Whichever lines of the entries hold the word "sccmadmin" should be identified and copied.

════════════════════

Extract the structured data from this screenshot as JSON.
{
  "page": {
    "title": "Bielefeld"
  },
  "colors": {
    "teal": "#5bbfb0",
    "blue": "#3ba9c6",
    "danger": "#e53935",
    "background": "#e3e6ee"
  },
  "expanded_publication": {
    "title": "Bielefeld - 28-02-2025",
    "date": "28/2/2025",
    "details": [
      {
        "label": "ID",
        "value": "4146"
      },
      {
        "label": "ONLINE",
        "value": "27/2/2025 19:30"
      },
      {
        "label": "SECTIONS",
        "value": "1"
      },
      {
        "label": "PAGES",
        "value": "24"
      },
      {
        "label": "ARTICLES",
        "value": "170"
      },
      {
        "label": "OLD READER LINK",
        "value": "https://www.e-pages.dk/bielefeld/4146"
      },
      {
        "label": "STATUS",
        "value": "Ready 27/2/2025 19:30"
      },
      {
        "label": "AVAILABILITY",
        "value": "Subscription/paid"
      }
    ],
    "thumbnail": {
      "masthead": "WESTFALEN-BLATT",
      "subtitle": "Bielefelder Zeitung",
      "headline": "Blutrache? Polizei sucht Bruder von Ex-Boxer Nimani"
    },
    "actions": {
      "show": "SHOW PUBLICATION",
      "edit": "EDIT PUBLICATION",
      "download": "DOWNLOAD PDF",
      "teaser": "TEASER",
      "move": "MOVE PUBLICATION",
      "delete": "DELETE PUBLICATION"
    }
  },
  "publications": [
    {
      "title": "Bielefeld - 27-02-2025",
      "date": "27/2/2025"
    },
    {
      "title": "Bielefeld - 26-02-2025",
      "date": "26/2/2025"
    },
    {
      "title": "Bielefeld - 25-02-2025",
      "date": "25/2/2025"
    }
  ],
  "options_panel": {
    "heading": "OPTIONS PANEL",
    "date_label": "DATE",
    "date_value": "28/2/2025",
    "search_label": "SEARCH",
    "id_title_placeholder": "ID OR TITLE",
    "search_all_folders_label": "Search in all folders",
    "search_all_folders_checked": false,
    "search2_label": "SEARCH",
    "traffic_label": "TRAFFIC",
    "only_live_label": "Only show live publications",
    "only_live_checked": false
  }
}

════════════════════

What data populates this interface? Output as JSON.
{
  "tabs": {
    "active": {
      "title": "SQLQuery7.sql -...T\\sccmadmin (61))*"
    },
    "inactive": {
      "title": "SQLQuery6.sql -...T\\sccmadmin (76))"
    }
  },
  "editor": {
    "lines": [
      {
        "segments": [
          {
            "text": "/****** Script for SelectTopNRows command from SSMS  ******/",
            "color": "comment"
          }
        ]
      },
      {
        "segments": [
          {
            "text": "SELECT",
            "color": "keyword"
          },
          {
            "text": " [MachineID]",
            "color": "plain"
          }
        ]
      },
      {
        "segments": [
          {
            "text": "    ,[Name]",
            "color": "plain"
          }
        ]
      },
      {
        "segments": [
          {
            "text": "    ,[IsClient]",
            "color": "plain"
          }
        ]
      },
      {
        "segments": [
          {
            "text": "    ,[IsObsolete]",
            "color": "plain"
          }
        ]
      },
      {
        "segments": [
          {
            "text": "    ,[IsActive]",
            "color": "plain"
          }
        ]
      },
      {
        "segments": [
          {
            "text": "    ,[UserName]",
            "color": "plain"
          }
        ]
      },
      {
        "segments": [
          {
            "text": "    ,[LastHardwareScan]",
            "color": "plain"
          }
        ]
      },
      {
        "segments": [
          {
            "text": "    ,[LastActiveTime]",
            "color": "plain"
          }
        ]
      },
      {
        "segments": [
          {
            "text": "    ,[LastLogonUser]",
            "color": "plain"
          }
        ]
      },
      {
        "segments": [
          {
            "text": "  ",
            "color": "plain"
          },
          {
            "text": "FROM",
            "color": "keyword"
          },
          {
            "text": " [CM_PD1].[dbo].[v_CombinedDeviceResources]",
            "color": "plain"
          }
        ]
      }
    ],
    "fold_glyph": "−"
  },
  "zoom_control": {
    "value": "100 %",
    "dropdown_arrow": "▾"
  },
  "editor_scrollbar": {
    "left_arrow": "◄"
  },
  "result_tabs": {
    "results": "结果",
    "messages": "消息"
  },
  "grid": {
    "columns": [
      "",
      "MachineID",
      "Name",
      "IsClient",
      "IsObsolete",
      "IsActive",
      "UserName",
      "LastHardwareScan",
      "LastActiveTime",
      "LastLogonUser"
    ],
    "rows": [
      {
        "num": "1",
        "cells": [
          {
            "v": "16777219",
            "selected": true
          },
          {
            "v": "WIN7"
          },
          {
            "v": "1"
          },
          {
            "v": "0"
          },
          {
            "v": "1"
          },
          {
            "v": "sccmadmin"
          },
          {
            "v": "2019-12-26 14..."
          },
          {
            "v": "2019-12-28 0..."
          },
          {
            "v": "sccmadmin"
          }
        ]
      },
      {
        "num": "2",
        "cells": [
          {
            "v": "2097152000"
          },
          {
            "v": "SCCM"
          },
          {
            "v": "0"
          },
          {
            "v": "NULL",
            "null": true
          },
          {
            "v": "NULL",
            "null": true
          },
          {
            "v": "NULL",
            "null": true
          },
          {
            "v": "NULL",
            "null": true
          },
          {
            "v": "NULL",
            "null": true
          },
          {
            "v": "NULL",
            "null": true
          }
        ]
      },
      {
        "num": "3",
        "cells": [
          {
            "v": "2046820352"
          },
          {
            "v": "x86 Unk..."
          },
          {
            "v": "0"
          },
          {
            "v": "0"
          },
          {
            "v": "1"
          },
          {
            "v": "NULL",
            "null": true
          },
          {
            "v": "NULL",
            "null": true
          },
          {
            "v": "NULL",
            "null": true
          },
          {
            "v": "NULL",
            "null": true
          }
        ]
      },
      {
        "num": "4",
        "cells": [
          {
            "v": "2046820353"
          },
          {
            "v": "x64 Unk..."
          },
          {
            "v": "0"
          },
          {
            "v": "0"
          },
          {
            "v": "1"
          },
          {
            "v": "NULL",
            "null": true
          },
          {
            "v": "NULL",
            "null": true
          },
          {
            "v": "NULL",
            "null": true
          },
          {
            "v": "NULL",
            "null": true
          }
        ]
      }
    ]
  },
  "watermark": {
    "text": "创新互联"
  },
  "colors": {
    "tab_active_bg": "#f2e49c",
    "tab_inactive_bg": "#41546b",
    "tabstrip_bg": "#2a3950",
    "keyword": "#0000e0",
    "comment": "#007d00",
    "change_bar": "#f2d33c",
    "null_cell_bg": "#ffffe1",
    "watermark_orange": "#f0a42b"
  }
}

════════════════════

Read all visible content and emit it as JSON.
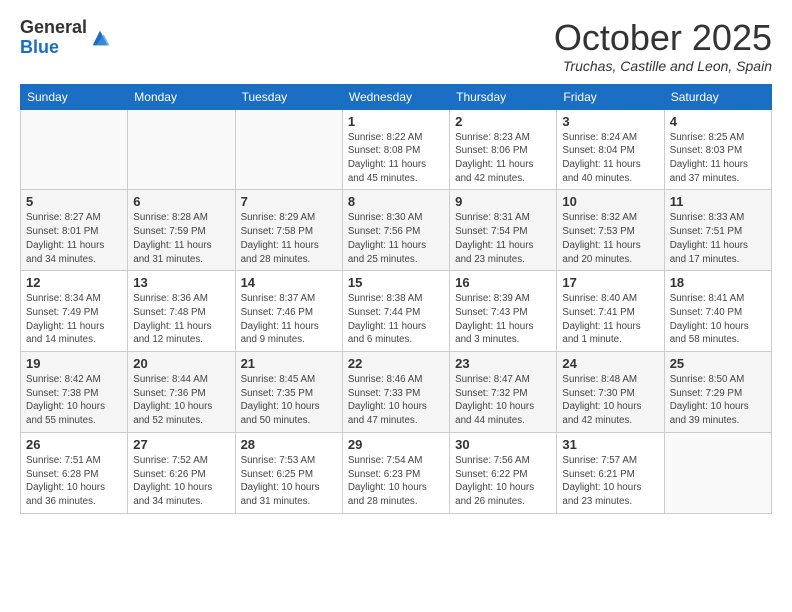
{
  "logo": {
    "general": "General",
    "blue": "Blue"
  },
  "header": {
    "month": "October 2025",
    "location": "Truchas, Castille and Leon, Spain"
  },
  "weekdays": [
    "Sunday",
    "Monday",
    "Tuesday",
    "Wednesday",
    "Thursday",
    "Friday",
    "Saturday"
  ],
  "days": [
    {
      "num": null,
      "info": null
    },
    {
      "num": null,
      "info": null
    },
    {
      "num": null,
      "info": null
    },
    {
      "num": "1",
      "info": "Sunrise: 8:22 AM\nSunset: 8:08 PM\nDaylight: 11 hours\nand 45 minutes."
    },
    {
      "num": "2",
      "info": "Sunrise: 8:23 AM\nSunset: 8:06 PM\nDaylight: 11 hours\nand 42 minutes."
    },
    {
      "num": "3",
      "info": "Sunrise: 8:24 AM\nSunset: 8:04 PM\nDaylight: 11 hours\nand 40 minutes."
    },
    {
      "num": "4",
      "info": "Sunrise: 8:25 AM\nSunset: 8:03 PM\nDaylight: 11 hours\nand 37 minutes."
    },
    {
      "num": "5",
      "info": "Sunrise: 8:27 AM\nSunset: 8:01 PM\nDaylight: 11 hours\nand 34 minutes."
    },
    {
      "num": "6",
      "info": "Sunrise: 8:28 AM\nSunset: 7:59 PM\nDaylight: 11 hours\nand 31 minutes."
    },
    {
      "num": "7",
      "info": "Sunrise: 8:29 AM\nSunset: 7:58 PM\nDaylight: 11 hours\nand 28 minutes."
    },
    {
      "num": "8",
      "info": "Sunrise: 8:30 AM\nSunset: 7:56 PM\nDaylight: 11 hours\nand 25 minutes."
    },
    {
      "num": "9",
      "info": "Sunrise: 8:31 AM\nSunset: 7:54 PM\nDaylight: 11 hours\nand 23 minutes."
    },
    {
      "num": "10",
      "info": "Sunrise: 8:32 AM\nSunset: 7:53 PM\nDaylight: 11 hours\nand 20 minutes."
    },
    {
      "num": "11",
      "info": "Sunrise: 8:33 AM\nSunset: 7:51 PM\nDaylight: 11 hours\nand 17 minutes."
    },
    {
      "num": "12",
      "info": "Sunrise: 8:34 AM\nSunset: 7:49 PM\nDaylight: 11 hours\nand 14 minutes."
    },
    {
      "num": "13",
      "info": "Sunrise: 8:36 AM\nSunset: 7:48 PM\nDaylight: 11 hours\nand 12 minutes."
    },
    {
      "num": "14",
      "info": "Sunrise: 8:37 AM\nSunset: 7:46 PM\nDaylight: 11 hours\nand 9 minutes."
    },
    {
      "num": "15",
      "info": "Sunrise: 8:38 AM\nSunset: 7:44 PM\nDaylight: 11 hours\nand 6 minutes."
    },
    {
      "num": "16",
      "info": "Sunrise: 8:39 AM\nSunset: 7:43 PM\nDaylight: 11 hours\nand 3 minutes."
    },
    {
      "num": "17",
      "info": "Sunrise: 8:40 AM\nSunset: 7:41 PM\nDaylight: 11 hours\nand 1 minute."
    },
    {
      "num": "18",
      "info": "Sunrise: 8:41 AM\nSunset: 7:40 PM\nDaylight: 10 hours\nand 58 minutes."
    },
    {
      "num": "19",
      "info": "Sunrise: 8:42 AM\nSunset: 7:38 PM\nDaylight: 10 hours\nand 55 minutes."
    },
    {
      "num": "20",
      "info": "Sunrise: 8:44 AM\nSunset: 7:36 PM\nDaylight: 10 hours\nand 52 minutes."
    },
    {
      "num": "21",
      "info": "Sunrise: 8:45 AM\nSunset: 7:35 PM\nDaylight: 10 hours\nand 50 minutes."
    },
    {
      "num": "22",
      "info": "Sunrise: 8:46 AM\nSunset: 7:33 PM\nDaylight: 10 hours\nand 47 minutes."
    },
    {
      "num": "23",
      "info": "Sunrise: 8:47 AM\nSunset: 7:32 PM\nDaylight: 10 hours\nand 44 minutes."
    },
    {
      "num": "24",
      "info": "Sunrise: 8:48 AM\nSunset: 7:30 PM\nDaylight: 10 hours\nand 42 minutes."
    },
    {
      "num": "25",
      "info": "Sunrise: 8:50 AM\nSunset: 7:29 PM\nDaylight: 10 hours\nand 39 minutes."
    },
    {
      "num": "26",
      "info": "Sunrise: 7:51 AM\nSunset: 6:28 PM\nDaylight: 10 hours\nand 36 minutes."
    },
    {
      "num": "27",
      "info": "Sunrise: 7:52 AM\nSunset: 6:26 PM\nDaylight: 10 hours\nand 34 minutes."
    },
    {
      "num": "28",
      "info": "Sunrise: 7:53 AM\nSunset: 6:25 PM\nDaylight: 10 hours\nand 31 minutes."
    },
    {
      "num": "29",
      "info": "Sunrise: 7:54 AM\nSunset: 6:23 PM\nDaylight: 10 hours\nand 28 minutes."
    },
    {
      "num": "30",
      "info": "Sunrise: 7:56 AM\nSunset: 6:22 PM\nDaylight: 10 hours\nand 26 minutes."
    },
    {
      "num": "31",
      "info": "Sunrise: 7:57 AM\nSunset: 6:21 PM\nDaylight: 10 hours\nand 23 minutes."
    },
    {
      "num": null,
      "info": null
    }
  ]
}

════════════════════

▶ Exercise solution
      "title": "SQLQuery7.sql -...T\\sccmadmin (61))*"
      "title": "SQLQuery6.sql -...T\\sccmadmin (76))"
            "v": "sccmadmin"
            "v": "sccmadmin"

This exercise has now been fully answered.